-- Entries shown follows --

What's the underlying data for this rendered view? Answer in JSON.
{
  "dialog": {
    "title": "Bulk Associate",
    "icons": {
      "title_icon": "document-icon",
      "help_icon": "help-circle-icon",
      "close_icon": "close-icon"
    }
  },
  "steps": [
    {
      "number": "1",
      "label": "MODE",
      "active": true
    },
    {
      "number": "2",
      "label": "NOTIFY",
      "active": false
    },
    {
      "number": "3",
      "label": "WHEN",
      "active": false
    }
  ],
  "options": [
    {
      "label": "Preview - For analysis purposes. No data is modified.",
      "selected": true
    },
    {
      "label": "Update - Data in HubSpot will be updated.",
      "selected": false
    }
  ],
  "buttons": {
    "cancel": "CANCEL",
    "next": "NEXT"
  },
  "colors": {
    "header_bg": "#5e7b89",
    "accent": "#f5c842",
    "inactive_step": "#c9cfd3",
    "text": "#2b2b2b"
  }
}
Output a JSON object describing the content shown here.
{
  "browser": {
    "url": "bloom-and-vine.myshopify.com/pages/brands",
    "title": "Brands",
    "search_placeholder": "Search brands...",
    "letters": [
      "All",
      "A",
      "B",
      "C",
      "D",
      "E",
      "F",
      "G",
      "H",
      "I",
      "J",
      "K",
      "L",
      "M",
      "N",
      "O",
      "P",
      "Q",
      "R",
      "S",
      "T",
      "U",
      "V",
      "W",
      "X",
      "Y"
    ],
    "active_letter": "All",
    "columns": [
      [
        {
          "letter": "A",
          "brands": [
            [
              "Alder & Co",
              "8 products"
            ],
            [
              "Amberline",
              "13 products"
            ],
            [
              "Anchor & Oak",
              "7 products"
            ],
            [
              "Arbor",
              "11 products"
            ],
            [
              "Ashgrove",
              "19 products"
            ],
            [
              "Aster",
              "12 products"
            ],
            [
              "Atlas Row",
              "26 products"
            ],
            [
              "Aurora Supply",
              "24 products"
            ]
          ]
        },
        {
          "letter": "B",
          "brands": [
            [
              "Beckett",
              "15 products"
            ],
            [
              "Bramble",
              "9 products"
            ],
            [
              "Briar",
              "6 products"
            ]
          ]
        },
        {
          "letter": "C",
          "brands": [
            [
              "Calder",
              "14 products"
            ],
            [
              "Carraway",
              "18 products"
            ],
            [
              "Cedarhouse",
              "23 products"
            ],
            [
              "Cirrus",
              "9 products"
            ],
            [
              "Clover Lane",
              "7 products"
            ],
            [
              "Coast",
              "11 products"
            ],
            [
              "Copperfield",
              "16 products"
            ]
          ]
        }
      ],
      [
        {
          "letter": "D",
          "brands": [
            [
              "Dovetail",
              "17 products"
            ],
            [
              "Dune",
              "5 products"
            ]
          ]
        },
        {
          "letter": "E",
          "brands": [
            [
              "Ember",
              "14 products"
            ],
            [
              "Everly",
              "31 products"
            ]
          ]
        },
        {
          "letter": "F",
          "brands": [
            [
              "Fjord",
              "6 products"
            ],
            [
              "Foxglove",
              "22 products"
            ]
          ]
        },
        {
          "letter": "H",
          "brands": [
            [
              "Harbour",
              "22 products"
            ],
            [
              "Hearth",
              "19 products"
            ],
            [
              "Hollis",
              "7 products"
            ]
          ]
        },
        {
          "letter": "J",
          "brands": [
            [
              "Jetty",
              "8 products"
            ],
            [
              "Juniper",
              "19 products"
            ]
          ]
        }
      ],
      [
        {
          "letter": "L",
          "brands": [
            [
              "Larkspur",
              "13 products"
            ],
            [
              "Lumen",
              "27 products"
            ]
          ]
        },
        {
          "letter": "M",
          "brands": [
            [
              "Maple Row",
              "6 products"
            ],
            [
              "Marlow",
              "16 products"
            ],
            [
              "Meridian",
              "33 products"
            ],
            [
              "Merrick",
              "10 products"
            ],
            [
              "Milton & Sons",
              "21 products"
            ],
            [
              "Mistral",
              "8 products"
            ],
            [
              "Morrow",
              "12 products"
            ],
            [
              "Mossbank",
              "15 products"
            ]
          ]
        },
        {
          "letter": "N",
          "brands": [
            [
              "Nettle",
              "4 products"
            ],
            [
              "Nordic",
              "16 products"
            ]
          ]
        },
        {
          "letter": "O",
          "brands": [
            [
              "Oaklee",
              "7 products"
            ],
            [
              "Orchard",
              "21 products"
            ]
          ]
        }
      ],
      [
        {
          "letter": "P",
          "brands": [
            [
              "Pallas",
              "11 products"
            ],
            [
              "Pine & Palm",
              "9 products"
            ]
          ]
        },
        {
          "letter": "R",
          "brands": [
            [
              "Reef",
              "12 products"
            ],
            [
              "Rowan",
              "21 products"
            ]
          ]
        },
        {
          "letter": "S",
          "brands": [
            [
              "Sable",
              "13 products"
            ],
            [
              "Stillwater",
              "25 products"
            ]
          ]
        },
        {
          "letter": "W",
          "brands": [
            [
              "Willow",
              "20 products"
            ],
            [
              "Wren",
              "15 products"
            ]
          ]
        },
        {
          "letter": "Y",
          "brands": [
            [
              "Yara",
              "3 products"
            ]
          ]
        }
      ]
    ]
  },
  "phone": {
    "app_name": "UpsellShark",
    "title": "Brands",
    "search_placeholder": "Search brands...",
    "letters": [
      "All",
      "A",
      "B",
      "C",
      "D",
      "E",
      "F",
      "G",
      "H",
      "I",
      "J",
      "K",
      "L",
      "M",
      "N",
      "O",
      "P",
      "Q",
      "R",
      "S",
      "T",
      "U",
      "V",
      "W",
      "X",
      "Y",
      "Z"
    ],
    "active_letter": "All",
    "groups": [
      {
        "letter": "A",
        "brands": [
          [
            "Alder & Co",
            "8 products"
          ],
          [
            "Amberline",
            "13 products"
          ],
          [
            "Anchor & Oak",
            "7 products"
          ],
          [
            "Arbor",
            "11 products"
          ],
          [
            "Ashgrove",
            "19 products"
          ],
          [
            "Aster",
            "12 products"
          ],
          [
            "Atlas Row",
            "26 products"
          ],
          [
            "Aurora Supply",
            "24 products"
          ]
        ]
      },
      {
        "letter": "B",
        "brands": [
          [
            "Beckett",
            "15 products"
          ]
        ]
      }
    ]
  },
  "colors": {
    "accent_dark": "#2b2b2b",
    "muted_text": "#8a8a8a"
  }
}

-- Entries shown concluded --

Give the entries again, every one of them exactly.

▶ _Solution_:
What's the underlying data for this rendered view? Answer in JSON.
{
  "dialog": {
    "title": "Bulk Associate",
    "icons": {
      "title_icon": "document-icon",
      "help_icon": "help-circle-icon",
      "close_icon": "close-icon"
    }
  },
  "steps": [
    {
      "number": "1",
      "label": "MODE",
      "active": true
    },
    {
      "number": "2",
      "label": "NOTIFY",
      "active": false
    },
    {
      "number": "3",
      "label": "WHEN",
      "active": false
    }
  ],
  "options": [
    {
      "label": "Preview - For analysis purposes. No data is modified.",
      "selected": true
    },
    {
      "label": "Update - Data in HubSpot will be updated.",
      "selected": false
    }
  ],
  "buttons": {
    "cancel": "CANCEL",
    "next": "NEXT"
  },
  "colors": {
    "header_bg": "#5e7b89",
    "accent": "#f5c842",
    "inactive_step": "#c9cfd3",
    "text": "#2b2b2b"
  }
}
Output a JSON object describing the content shown here.
{
  "browser": {
    "url": "bloom-and-vine.myshopify.com/pages/brands",
    "title": "Brands",
    "search_placeholder": "Search brands...",
    "letters": [
      "All",
      "A",
      "B",
      "C",
      "D",
      "E",
      "F",
      "G",
      "H",
      "I",
      "J",
      "K",
      "L",
      "M",
      "N",
      "O",
      "P",
      "Q",
      "R",
      "S",
      "T",
      "U",
      "V",
      "W",
      "X",
      "Y"
    ],
    "active_letter": "All",
    "columns": [
      [
        {
          "letter": "A",
          "brands": [
            [
              "Alder & Co",
              "8 products"
            ],
            [
              "Amberline",
              "13 products"
            ],
            [
              "Anchor & Oak",
              "7 products"
            ],
            [
              "Arbor",
              "11 products"
            ],
            [
              "Ashgrove",
              "19 products"
            ],
            [
              "Aster",
              "12 products"
            ],
            [
              "Atlas Row",
              "26 products"
            ],
            [
              "Aurora Supply",
              "24 products"
            ]
          ]
        },
        {
          "letter": "B",
          "brands": [
            [
              "Beckett",
              "15 products"
            ],
            [
              "Bramble",
              "9 products"
            ],
            [
              "Briar",
              "6 products"
            ]
          ]
        },
        {
          "letter": "C",
          "brands": [
            [
              "Calder",
              "14 products"
            ],
            [
              "Carraway",
              "18 products"
            ],
            [
              "Cedarhouse",
              "23 products"
            ],
            [
              "Cirrus",
              "9 products"
            ],
            [
              "Clover Lane",
              "7 products"
            ],
            [
              "Coast",
              "11 products"
            ],
            [
              "Copperfield",
              "16 products"
            ]
          ]
        }
      ],
      [
        {
          "letter": "D",
          "brands": [
            [
              "Dovetail",
              "17 products"
            ],
            [
              "Dune",
              "5 products"
            ]
          ]
        },
        {
          "letter": "E",
          "brands": [
            [
              "Ember",
              "14 products"
            ],
            [
              "Everly",
              "31 products"
            ]
          ]
        },
        {
          "letter": "F",
          "brands": [
            [
              "Fjord",
              "6 products"
            ],
            [
              "Foxglove",
              "22 products"
            ]
          ]
        },
        {
          "letter": "H",
          "brands": [
            [
              "Harbour",
              "22 products"
            ],
            [
              "Hearth",
              "19 products"
            ],
            [
              "Hollis",
              "7 products"
            ]
          ]
        },
        {
          "letter": "J",
          "brands": [
            [
              "Jetty",
              "8 products"
            ],
            [
              "Juniper",
              "19 products"
            ]
          ]
        }
      ],
      [
        {
          "letter": "L",
          "brands": [
            [
              "Larkspur",
              "13 products"
            ],
            [
              "Lumen",
              "27 products"
            ]
          ]
        },
        {
          "letter": "M",
          "brands": [
            [
              "Maple Row",
              "6 products"
            ],
            [
              "Marlow",
              "16 products"
            ],
            [
              "Meridian",
              "33 products"
            ],
            [
              "Merrick",
              "10 products"
            ],
            [
              "Milton & Sons",
              "21 products"
            ],
            [
              "Mistral",
              "8 products"
            ],
            [
              "Morrow",
              "12 products"
            ],
            [
              "Mossbank",
              "15 products"
            ]
          ]
        },
        {
          "letter": "N",
          "brands": [
            [
              "Nettle",
              "4 products"
            ],
            [
              "Nordic",
              "16 products"
            ]
          ]
        },
        {
          "letter": "O",
          "brands": [
            [
              "Oaklee",
              "7 products"
            ],
            [
              "Orchard",
              "21 products"
            ]
          ]
        }
      ],
      [
        {
          "letter": "P",
          "brands": [
            [
              "Pallas",
              "11 products"
            ],
            [
              "Pine & Palm",
              "9 products"
            ]
          ]
        },
        {
          "letter": "R",
          "brands": [
            [
              "Reef",
              "12 products"
            ],
            [
              "Rowan",
              "21 products"
            ]
          ]
        },
        {
          "letter": "S",
          "brands": [
            [
              "Sable",
              "13 products"
            ],
            [
              "Stillwater",
              "25 products"
            ]
          ]
        },
        {
          "letter": "W",
          "brands": [
            [
              "Willow",
              "20 products"
            ],
            [
              "Wren",
              "15 products"
            ]
          ]
        },
        {
          "letter": "Y",
          "brands": [
            [
              "Yara",
              "3 products"
            ]
          ]
        }
      ]
    ]
  },
  "phone": {
    "app_name": "UpsellShark",
    "title": "Brands",
    "search_placeholder": "Search brands...",
    "letters": [
      "All",
      "A",
      "B",
      "C",
      "D",
      "E",
      "F",
      "G",
      "H",
      "I",
      "J",
      "K",
      "L",
      "M",
      "N",
      "O",
      "P",
      "Q",
      "R",
      "S",
      "T",
      "U",
      "V",
      "W",
      "X",
      "Y",
      "Z"
    ],
    "active_letter": "All",
    "groups": [
      {
        "letter": "A",
        "brands": [
          [
            "Alder & Co",
            "8 products"
          ],
          [
            "Amberline",
            "13 products"
          ],
          [
            "Anchor & Oak",
            "7 products"
          ],
          [
            "Arbor",
            "11 products"
          ],
          [
            "Ashgrove",
            "19 products"
          ],
          [
            "Aster",
            "12 products"
          ],
          [
            "Atlas Row",
            "26 products"
          ],
          [
            "Aurora Supply",
            "24 products"
          ]
        ]
      },
      {
        "letter": "B",
        "brands": [
          [
            "Beckett",
            "15 products"
          ]
        ]
      }
    ]
  },
  "colors": {
    "accent_dark": "#2b2b2b",
    "muted_text": "#8a8a8a"
  }
}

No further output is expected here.